── Data ──

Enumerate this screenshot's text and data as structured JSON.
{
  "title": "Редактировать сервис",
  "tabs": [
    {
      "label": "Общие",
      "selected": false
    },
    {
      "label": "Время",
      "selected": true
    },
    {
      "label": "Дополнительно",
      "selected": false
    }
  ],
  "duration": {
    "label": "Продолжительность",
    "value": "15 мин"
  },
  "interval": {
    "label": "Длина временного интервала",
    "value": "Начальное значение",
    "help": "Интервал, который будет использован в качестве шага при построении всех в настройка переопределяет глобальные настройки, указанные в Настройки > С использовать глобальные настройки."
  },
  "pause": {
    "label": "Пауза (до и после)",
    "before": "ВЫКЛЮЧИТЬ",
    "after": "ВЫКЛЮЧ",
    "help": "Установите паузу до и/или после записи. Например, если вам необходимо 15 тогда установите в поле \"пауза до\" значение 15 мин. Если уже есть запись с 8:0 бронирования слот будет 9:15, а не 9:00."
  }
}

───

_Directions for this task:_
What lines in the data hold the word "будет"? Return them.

_Your solution:_
    "help": "Интервал, который будет использован в качестве шага при построении всех в настройка переопределяет глобальные настройки, указанные в Настройки > С использовать глобальные настройки."
    "help": "Установите паузу до и/или после записи. Например, если вам необходимо 15 тогда установите в поле \"пауза до\" значение 15 мин. Если уже есть запись с 8:0 бронирования слот будет 9:15, а не 9:00."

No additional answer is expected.